What Are Vascular Malformations?
Vascular malformations can occur anywhere in the body, including your:
- Arms and legs
- Body cavities
- Brain and spinal cord
Arteries, capillaries, and veins
Arteries are blood vessels that travel away from the heart. They carry oxygen- and nutrient-rich blood to the body's tissues.
From arteries, blood flows into arterioles, then into capillaries.
Capillaries — blood vessels with thin walls — serve as a bridge between arteries and veins.
Veins carry oxygen- and nutrient-poor blood back to the heart and lungs.
The thin walls of the capillaries allow the body's cells to absorb oxygen and nutrients, and blood cells to pick up waste products — such as carbon dioxide — from the body's cells.
Blood that is low in oxygen travels through capillaries into venules. Venules join to form veins. Blood travels to the heart through veins.
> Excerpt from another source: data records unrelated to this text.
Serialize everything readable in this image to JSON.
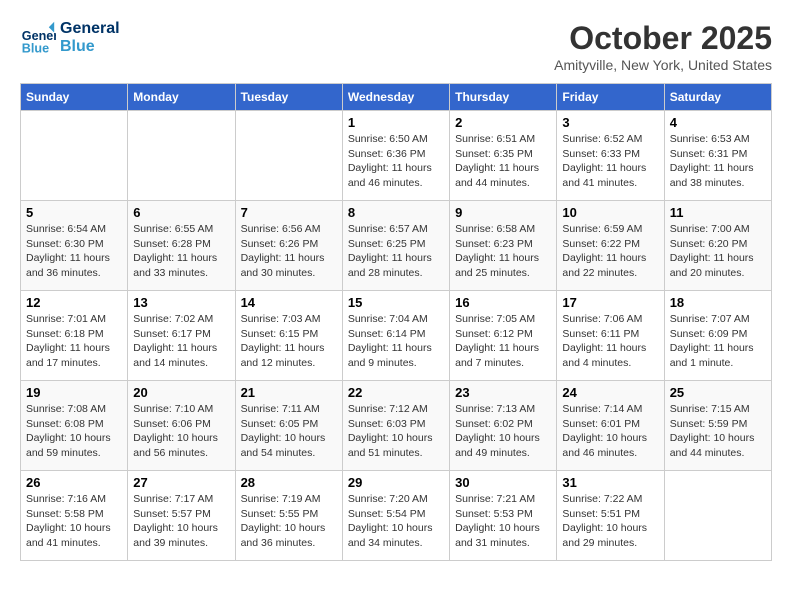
{
  "header": {
    "logo_line1": "General",
    "logo_line2": "Blue",
    "month": "October 2025",
    "location": "Amityville, New York, United States"
  },
  "days_of_week": [
    "Sunday",
    "Monday",
    "Tuesday",
    "Wednesday",
    "Thursday",
    "Friday",
    "Saturday"
  ],
  "weeks": [
    [
      {
        "num": "",
        "info": ""
      },
      {
        "num": "",
        "info": ""
      },
      {
        "num": "",
        "info": ""
      },
      {
        "num": "1",
        "info": "Sunrise: 6:50 AM\nSunset: 6:36 PM\nDaylight: 11 hours\nand 46 minutes."
      },
      {
        "num": "2",
        "info": "Sunrise: 6:51 AM\nSunset: 6:35 PM\nDaylight: 11 hours\nand 44 minutes."
      },
      {
        "num": "3",
        "info": "Sunrise: 6:52 AM\nSunset: 6:33 PM\nDaylight: 11 hours\nand 41 minutes."
      },
      {
        "num": "4",
        "info": "Sunrise: 6:53 AM\nSunset: 6:31 PM\nDaylight: 11 hours\nand 38 minutes."
      }
    ],
    [
      {
        "num": "5",
        "info": "Sunrise: 6:54 AM\nSunset: 6:30 PM\nDaylight: 11 hours\nand 36 minutes."
      },
      {
        "num": "6",
        "info": "Sunrise: 6:55 AM\nSunset: 6:28 PM\nDaylight: 11 hours\nand 33 minutes."
      },
      {
        "num": "7",
        "info": "Sunrise: 6:56 AM\nSunset: 6:26 PM\nDaylight: 11 hours\nand 30 minutes."
      },
      {
        "num": "8",
        "info": "Sunrise: 6:57 AM\nSunset: 6:25 PM\nDaylight: 11 hours\nand 28 minutes."
      },
      {
        "num": "9",
        "info": "Sunrise: 6:58 AM\nSunset: 6:23 PM\nDaylight: 11 hours\nand 25 minutes."
      },
      {
        "num": "10",
        "info": "Sunrise: 6:59 AM\nSunset: 6:22 PM\nDaylight: 11 hours\nand 22 minutes."
      },
      {
        "num": "11",
        "info": "Sunrise: 7:00 AM\nSunset: 6:20 PM\nDaylight: 11 hours\nand 20 minutes."
      }
    ],
    [
      {
        "num": "12",
        "info": "Sunrise: 7:01 AM\nSunset: 6:18 PM\nDaylight: 11 hours\nand 17 minutes."
      },
      {
        "num": "13",
        "info": "Sunrise: 7:02 AM\nSunset: 6:17 PM\nDaylight: 11 hours\nand 14 minutes."
      },
      {
        "num": "14",
        "info": "Sunrise: 7:03 AM\nSunset: 6:15 PM\nDaylight: 11 hours\nand 12 minutes."
      },
      {
        "num": "15",
        "info": "Sunrise: 7:04 AM\nSunset: 6:14 PM\nDaylight: 11 hours\nand 9 minutes."
      },
      {
        "num": "16",
        "info": "Sunrise: 7:05 AM\nSunset: 6:12 PM\nDaylight: 11 hours\nand 7 minutes."
      },
      {
        "num": "17",
        "info": "Sunrise: 7:06 AM\nSunset: 6:11 PM\nDaylight: 11 hours\nand 4 minutes."
      },
      {
        "num": "18",
        "info": "Sunrise: 7:07 AM\nSunset: 6:09 PM\nDaylight: 11 hours\nand 1 minute."
      }
    ],
    [
      {
        "num": "19",
        "info": "Sunrise: 7:08 AM\nSunset: 6:08 PM\nDaylight: 10 hours\nand 59 minutes."
      },
      {
        "num": "20",
        "info": "Sunrise: 7:10 AM\nSunset: 6:06 PM\nDaylight: 10 hours\nand 56 minutes."
      },
      {
        "num": "21",
        "info": "Sunrise: 7:11 AM\nSunset: 6:05 PM\nDaylight: 10 hours\nand 54 minutes."
      },
      {
        "num": "22",
        "info": "Sunrise: 7:12 AM\nSunset: 6:03 PM\nDaylight: 10 hours\nand 51 minutes."
      },
      {
        "num": "23",
        "info": "Sunrise: 7:13 AM\nSunset: 6:02 PM\nDaylight: 10 hours\nand 49 minutes."
      },
      {
        "num": "24",
        "info": "Sunrise: 7:14 AM\nSunset: 6:01 PM\nDaylight: 10 hours\nand 46 minutes."
      },
      {
        "num": "25",
        "info": "Sunrise: 7:15 AM\nSunset: 5:59 PM\nDaylight: 10 hours\nand 44 minutes."
      }
    ],
    [
      {
        "num": "26",
        "info": "Sunrise: 7:16 AM\nSunset: 5:58 PM\nDaylight: 10 hours\nand 41 minutes."
      },
      {
        "num": "27",
        "info": "Sunrise: 7:17 AM\nSunset: 5:57 PM\nDaylight: 10 hours\nand 39 minutes."
      },
      {
        "num": "28",
        "info": "Sunrise: 7:19 AM\nSunset: 5:55 PM\nDaylight: 10 hours\nand 36 minutes."
      },
      {
        "num": "29",
        "info": "Sunrise: 7:20 AM\nSunset: 5:54 PM\nDaylight: 10 hours\nand 34 minutes."
      },
      {
        "num": "30",
        "info": "Sunrise: 7:21 AM\nSunset: 5:53 PM\nDaylight: 10 hours\nand 31 minutes."
      },
      {
        "num": "31",
        "info": "Sunrise: 7:22 AM\nSunset: 5:51 PM\nDaylight: 10 hours\nand 29 minutes."
      },
      {
        "num": "",
        "info": ""
      }
    ]
  ]
}
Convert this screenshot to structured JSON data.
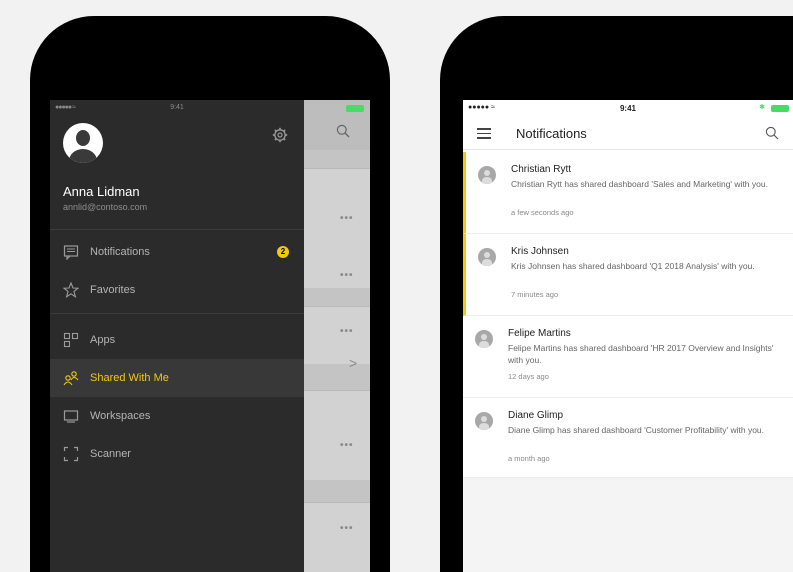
{
  "drawer": {
    "status_time": "9:41",
    "user": {
      "name": "Anna Lidman",
      "email": "annlid@contoso.com"
    },
    "items": [
      {
        "label": "Notifications",
        "icon": "notifications-icon",
        "badge": "2"
      },
      {
        "label": "Favorites",
        "icon": "star-icon"
      },
      {
        "label": "Apps",
        "icon": "apps-icon"
      },
      {
        "label": "Shared With Me",
        "icon": "shared-icon",
        "active": true
      },
      {
        "label": "Workspaces",
        "icon": "workspaces-icon"
      },
      {
        "label": "Scanner",
        "icon": "scanner-icon"
      }
    ],
    "more_label": "•••",
    "accent": "#f2c811"
  },
  "notifications_screen": {
    "status_time": "9:41",
    "title": "Notifications",
    "items": [
      {
        "name": "Christian Rytt",
        "message": "Christian Rytt has shared dashboard 'Sales and Marketing' with you.",
        "time": "a few seconds ago",
        "unread": true
      },
      {
        "name": "Kris Johnsen",
        "message": "Kris Johnsen has shared dashboard 'Q1 2018 Analysis' with you.",
        "time": "7 minutes ago",
        "unread": true
      },
      {
        "name": "Felipe Martins",
        "message": "Felipe Martins has shared dashboard 'HR 2017 Overview and Insights' with you.",
        "time": "12 days ago",
        "unread": false
      },
      {
        "name": "Diane Glimp",
        "message": "Diane Glimp has shared dashboard 'Customer Profitability' with you.",
        "time": "a month ago",
        "unread": false
      }
    ]
  }
}
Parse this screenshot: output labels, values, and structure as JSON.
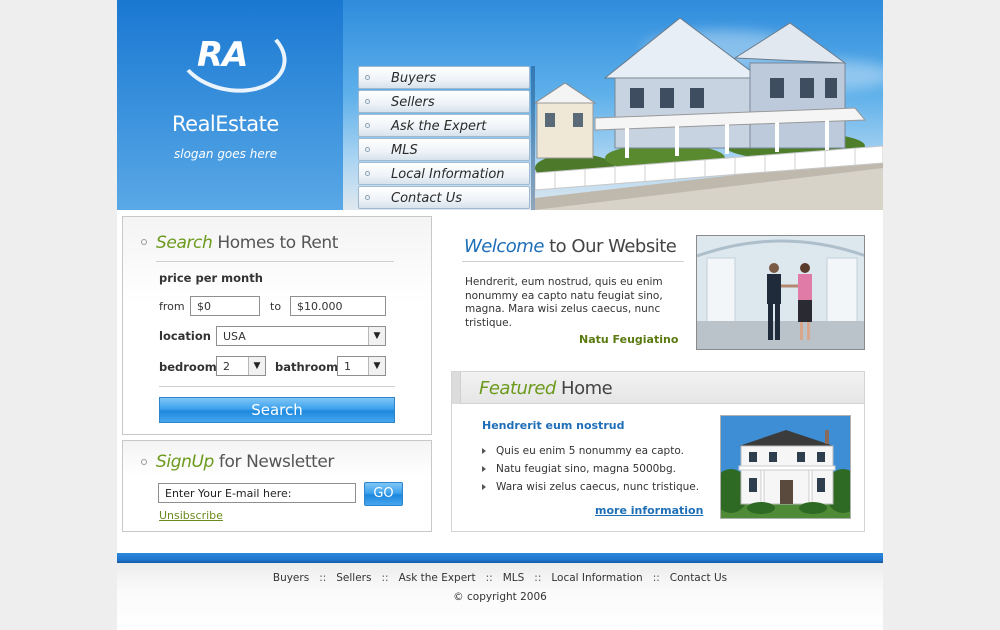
{
  "header": {
    "logo_text": "RA",
    "brand_name": "RealEstate",
    "slogan": "slogan goes here",
    "nav": [
      {
        "label": "Buyers"
      },
      {
        "label": "Sellers"
      },
      {
        "label": "Ask the Expert"
      },
      {
        "label": "MLS"
      },
      {
        "label": "Local Information"
      },
      {
        "label": "Contact Us"
      }
    ]
  },
  "search": {
    "title_highlight": "Search",
    "title_rest": " Homes to Rent",
    "price_label": "price per month",
    "from_label": "from",
    "from_value": "$0",
    "to_label": "to",
    "to_value": "$10.000",
    "location_label": "location",
    "location_value": "USA",
    "bedroom_label": "bedroom",
    "bedroom_value": "2",
    "bathroom_label": "bathroom",
    "bathroom_value": "1",
    "button_label": "Search"
  },
  "newsletter": {
    "title_highlight": "SignUp",
    "title_rest": " for Newsletter",
    "email_placeholder": "Enter Your E-mail here:",
    "go_label": "GO",
    "unsubscribe_label": "Unsibscribe"
  },
  "welcome": {
    "title_highlight": "Welcome",
    "title_rest": " to Our Website",
    "text": "Hendrerit, eum nostrud, quis eu enim nonummy ea capto natu feugiat sino, magna. Mara wisi zelus caecus, nunc tristique.",
    "signature": "Natu Feugiatino"
  },
  "featured": {
    "title_highlight": "Featured",
    "title_rest": " Home",
    "subtitle": "Hendrerit eum nostrud",
    "items": [
      "Quis eu enim 5 nonummy ea capto.",
      "Natu feugiat sino, magna 5000bg.",
      "Wara wisi zelus caecus, nunc tristique."
    ],
    "more_label": "more information"
  },
  "footer": {
    "links": [
      "Buyers",
      "Sellers",
      "Ask the Expert",
      "MLS",
      "Local Information",
      "Contact Us"
    ],
    "separator": "::",
    "copyright": "© copyright 2006"
  }
}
Vascular malformation causes and complications
The exact cause of vascular malformations is unknown. They affect men and women equally.
Abnormal vessels can cause problems with the normal flow of blood by preventing enough oxygenated blood to fill the capillaries.
In some people, blood vessels form and grow in a way that causes blood to go directly from arteries to the veins without ever reaching the capillaries.
When blood does not fill capillaries, it creates a lack of oxygen and a buildup of waste in the body tissue that would normally get blood from those capillaries.
Types of vascular malformations
Doctors group vascular malformations based on their location in the body, and the type of abnormally formed blood vessel.
Vascular malformations can occur between:
- Veins only — called venous malformations.
- Lymph vessels only — called lymphatic malformations.
- Both veins and lymph vessels— called venolymphatic malformations.
- Arteries connected to veins — called arteriovenous malformations.
Doctors also categorize malformations by how much blood flows through them, including:
- High-flow — often called vascular malformations —involve abnormal connections between arteries and veins.
- Low- flow — involve abnormal connections between veins and other veins or lymph vessels.
- Mixed vascular malformations — have parts of fast high and low flow malformations. They may also become apparent following an injury, during puberty, or during pregnancy.